→ **WHAT THIS TASK INVOLVES**: The response should contain every entry, reproduced exactly.

-------- PROVIDED ENTRIES --------

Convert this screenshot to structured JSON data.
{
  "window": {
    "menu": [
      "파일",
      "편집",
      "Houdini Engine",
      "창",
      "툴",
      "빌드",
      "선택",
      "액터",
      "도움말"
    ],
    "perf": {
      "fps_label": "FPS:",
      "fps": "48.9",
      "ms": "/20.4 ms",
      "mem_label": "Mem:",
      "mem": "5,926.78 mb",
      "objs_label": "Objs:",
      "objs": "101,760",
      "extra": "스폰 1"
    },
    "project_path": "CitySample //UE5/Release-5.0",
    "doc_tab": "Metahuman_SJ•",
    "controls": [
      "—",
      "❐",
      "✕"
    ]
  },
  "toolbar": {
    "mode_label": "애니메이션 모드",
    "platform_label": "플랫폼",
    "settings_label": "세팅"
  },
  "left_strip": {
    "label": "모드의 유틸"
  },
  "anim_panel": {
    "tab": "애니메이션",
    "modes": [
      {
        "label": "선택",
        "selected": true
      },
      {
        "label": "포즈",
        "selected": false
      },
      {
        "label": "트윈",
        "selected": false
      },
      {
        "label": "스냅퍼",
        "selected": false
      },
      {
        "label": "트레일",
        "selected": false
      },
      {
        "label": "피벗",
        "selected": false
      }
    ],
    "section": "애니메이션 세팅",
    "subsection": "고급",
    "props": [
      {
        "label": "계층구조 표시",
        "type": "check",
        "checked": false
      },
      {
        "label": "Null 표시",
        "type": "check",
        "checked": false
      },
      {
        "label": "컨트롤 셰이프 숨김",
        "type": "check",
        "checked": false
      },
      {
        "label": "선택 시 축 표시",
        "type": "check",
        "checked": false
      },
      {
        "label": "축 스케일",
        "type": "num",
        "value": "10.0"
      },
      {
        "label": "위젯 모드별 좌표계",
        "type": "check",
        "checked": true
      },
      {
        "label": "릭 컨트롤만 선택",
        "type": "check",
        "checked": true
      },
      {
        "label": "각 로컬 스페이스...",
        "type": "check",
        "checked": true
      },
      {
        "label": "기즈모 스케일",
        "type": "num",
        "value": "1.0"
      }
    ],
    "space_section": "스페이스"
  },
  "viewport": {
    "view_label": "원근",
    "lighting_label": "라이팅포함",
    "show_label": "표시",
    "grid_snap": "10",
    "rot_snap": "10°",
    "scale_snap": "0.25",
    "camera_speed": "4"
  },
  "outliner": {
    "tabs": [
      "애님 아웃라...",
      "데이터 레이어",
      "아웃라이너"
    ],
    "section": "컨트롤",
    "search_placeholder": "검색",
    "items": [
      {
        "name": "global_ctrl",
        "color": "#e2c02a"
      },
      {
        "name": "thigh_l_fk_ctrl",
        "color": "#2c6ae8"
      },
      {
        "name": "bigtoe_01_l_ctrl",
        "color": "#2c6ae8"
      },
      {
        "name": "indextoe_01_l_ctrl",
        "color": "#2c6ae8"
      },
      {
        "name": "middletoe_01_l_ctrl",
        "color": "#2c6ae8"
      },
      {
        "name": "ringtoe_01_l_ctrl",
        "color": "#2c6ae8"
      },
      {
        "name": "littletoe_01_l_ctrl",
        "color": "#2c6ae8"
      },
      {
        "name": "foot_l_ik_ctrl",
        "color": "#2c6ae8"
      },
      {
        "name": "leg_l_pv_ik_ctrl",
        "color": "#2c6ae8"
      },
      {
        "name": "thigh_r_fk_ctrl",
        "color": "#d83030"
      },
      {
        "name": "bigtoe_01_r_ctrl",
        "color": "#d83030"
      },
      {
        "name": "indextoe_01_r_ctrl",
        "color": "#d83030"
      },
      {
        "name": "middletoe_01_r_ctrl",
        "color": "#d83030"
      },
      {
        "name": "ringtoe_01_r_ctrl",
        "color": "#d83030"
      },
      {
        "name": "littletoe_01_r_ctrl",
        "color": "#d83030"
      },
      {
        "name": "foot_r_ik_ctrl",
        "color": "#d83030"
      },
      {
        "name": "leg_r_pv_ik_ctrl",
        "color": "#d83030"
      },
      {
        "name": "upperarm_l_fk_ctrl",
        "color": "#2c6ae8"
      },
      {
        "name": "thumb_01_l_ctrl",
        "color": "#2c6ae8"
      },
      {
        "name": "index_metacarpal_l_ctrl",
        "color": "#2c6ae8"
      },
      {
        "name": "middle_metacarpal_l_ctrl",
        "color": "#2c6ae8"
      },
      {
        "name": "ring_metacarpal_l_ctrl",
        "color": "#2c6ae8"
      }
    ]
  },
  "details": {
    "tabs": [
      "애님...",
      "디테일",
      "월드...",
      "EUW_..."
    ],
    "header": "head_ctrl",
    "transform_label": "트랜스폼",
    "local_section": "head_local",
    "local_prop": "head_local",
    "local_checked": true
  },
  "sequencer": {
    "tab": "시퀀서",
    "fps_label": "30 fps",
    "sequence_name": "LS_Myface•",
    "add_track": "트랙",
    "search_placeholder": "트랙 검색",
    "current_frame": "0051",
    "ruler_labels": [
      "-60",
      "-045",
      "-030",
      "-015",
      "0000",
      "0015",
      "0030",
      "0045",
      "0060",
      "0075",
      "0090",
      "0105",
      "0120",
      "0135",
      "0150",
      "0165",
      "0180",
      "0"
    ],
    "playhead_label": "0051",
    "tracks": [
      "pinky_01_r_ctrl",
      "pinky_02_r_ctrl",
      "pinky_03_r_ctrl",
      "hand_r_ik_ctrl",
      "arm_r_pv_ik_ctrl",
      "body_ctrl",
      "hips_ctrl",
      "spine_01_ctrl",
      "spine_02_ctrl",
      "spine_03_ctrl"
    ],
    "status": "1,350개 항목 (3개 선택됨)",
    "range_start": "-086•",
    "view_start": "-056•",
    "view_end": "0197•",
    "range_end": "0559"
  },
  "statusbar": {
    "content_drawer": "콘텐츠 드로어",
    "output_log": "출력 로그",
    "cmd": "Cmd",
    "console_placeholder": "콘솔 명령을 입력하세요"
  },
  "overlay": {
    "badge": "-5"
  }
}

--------

→ **ANSWER TO THIS PROBLEM**:
Convert this screenshot to structured JSON data.
{
  "window": {
    "menu": [
      "파일",
      "편집",
      "Houdini Engine",
      "창",
      "툴",
      "빌드",
      "선택",
      "액터",
      "도움말"
    ],
    "perf": {
      "fps_label": "FPS:",
      "fps": "48.9",
      "ms": "/20.4 ms",
      "mem_label": "Mem:",
      "mem": "5,926.78 mb",
      "objs_label": "Objs:",
      "objs": "101,760",
      "extra": "스폰 1"
    },
    "project_path": "CitySample //UE5/Release-5.0",
    "doc_tab": "Metahuman_SJ•",
    "controls": [
      "—",
      "❐",
      "✕"
    ]
  },
  "toolbar": {
    "mode_label": "애니메이션 모드",
    "platform_label": "플랫폼",
    "settings_label": "세팅"
  },
  "left_strip": {
    "label": "모드의 유틸"
  },
  "anim_panel": {
    "tab": "애니메이션",
    "modes": [
      {
        "label": "선택",
        "selected": true
      },
      {
        "label": "포즈",
        "selected": false
      },
      {
        "label": "트윈",
        "selected": false
      },
      {
        "label": "스냅퍼",
        "selected": false
      },
      {
        "label": "트레일",
        "selected": false
      },
      {
        "label": "피벗",
        "selected": false
      }
    ],
    "section": "애니메이션 세팅",
    "subsection": "고급",
    "props": [
      {
        "label": "계층구조 표시",
        "type": "check",
        "checked": false
      },
      {
        "label": "Null 표시",
        "type": "check",
        "checked": false
      },
      {
        "label": "컨트롤 셰이프 숨김",
        "type": "check",
        "checked": false
      },
      {
        "label": "선택 시 축 표시",
        "type": "check",
        "checked": false
      },
      {
        "label": "축 스케일",
        "type": "num",
        "value": "10.0"
      },
      {
        "label": "위젯 모드별 좌표계",
        "type": "check",
        "checked": true
      },
      {
        "label": "릭 컨트롤만 선택",
        "type": "check",
        "checked": true
      },
      {
        "label": "각 로컬 스페이스...",
        "type": "check",
        "checked": true
      },
      {
        "label": "기즈모 스케일",
        "type": "num",
        "value": "1.0"
      }
    ],
    "space_section": "스페이스"
  },
  "viewport": {
    "view_label": "원근",
    "lighting_label": "라이팅포함",
    "show_label": "표시",
    "grid_snap": "10",
    "rot_snap": "10°",
    "scale_snap": "0.25",
    "camera_speed": "4"
  },
  "outliner": {
    "tabs": [
      "애님 아웃라...",
      "데이터 레이어",
      "아웃라이너"
    ],
    "section": "컨트롤",
    "search_placeholder": "검색",
    "items": [
      {
        "name": "global_ctrl",
        "color": "#e2c02a"
      },
      {
        "name": "thigh_l_fk_ctrl",
        "color": "#2c6ae8"
      },
      {
        "name": "bigtoe_01_l_ctrl",
        "color": "#2c6ae8"
      },
      {
        "name": "indextoe_01_l_ctrl",
        "color": "#2c6ae8"
      },
      {
        "name": "middletoe_01_l_ctrl",
        "color": "#2c6ae8"
      },
      {
        "name": "ringtoe_01_l_ctrl",
        "color": "#2c6ae8"
      },
      {
        "name": "littletoe_01_l_ctrl",
        "color": "#2c6ae8"
      },
      {
        "name": "foot_l_ik_ctrl",
        "color": "#2c6ae8"
      },
      {
        "name": "leg_l_pv_ik_ctrl",
        "color": "#2c6ae8"
      },
      {
        "name": "thigh_r_fk_ctrl",
        "color": "#d83030"
      },
      {
        "name": "bigtoe_01_r_ctrl",
        "color": "#d83030"
      },
      {
        "name": "indextoe_01_r_ctrl",
        "color": "#d83030"
      },
      {
        "name": "middletoe_01_r_ctrl",
        "color": "#d83030"
      },
      {
        "name": "ringtoe_01_r_ctrl",
        "color": "#d83030"
      },
      {
        "name": "littletoe_01_r_ctrl",
        "color": "#d83030"
      },
      {
        "name": "foot_r_ik_ctrl",
        "color": "#d83030"
      },
      {
        "name": "leg_r_pv_ik_ctrl",
        "color": "#d83030"
      },
      {
        "name": "upperarm_l_fk_ctrl",
        "color": "#2c6ae8"
      },
      {
        "name": "thumb_01_l_ctrl",
        "color": "#2c6ae8"
      },
      {
        "name": "index_metacarpal_l_ctrl",
        "color": "#2c6ae8"
      },
      {
        "name": "middle_metacarpal_l_ctrl",
        "color": "#2c6ae8"
      },
      {
        "name": "ring_metacarpal_l_ctrl",
        "color": "#2c6ae8"
      }
    ]
  },
  "details": {
    "tabs": [
      "애님...",
      "디테일",
      "월드...",
      "EUW_..."
    ],
    "header": "head_ctrl",
    "transform_label": "트랜스폼",
    "local_section": "head_local",
    "local_prop": "head_local",
    "local_checked": true
  },
  "sequencer": {
    "tab": "시퀀서",
    "fps_label": "30 fps",
    "sequence_name": "LS_Myface•",
    "add_track": "트랙",
    "search_placeholder": "트랙 검색",
    "current_frame": "0051",
    "ruler_labels": [
      "-60",
      "-045",
      "-030",
      "-015",
      "0000",
      "0015",
      "0030",
      "0045",
      "0060",
      "0075",
      "0090",
      "0105",
      "0120",
      "0135",
      "0150",
      "0165",
      "0180",
      "0"
    ],
    "playhead_label": "0051",
    "tracks": [
      "pinky_01_r_ctrl",
      "pinky_02_r_ctrl",
      "pinky_03_r_ctrl",
      "hand_r_ik_ctrl",
      "arm_r_pv_ik_ctrl",
      "body_ctrl",
      "hips_ctrl",
      "spine_01_ctrl",
      "spine_02_ctrl",
      "spine_03_ctrl"
    ],
    "status": "1,350개 항목 (3개 선택됨)",
    "range_start": "-086•",
    "view_start": "-056•",
    "view_end": "0197•",
    "range_end": "0559"
  },
  "statusbar": {
    "content_drawer": "콘텐츠 드로어",
    "output_log": "출력 로그",
    "cmd": "Cmd",
    "console_placeholder": "콘솔 명령을 입력하세요"
  },
  "overlay": {
    "badge": "-5"
  }
}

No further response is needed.